* _EXERCISE PROMPT_:
Repeat the data word for word, excluding every picture.

────────

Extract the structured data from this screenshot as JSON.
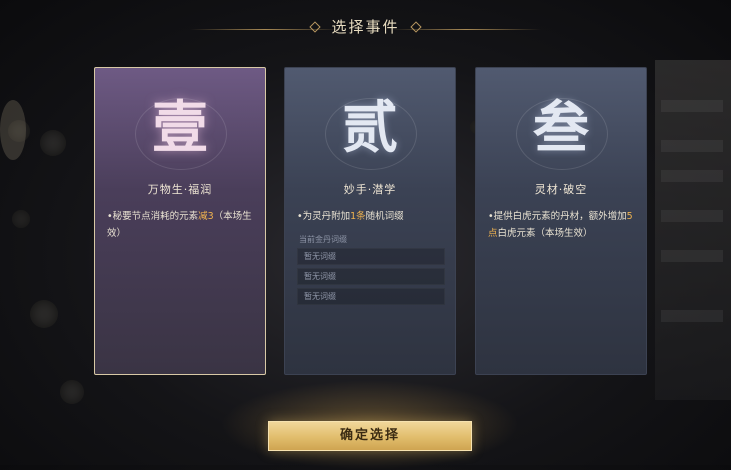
{
  "title": "选择事件",
  "cards": [
    {
      "char": "壹",
      "name": "万物生·福润",
      "desc_prefix": "•秘要节点消耗的元素",
      "desc_highlight": "减3",
      "desc_suffix": "（本场生效）",
      "selected": true
    },
    {
      "char": "贰",
      "name": "妙手·潜学",
      "desc_prefix": "•为灵丹附加",
      "desc_highlight": "1条",
      "desc_suffix": "随机词缀",
      "sub_label": "当前金丹词缀",
      "slots": [
        "暂无词缀",
        "暂无词缀",
        "暂无词缀"
      ],
      "selected": false
    },
    {
      "char": "叁",
      "name": "灵材·破空",
      "desc_prefix": "•提供白虎元素的丹材，额外增加",
      "desc_highlight": "5点",
      "desc_suffix": "白虎元素（本场生效）",
      "selected": false
    }
  ],
  "confirm_label": "确定选择",
  "colors": {
    "accent_gold": "#f0b34f",
    "selected_card": "#6e5a84",
    "plain_card": "#515a70"
  }
}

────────

* _RESPONSE TO THE TASK_:
Extract the structured data from this screenshot as JSON.
{
  "title": "选择事件",
  "cards": [
    {
      "char": "壹",
      "name": "万物生·福润",
      "desc_prefix": "•秘要节点消耗的元素",
      "desc_highlight": "减3",
      "desc_suffix": "（本场生效）",
      "selected": true
    },
    {
      "char": "贰",
      "name": "妙手·潜学",
      "desc_prefix": "•为灵丹附加",
      "desc_highlight": "1条",
      "desc_suffix": "随机词缀",
      "sub_label": "当前金丹词缀",
      "slots": [
        "暂无词缀",
        "暂无词缀",
        "暂无词缀"
      ],
      "selected": false
    },
    {
      "char": "叁",
      "name": "灵材·破空",
      "desc_prefix": "•提供白虎元素的丹材，额外增加",
      "desc_highlight": "5点",
      "desc_suffix": "白虎元素（本场生效）",
      "selected": false
    }
  ],
  "confirm_label": "确定选择",
  "colors": {
    "accent_gold": "#f0b34f",
    "selected_card": "#6e5a84",
    "plain_card": "#515a70"
  }
}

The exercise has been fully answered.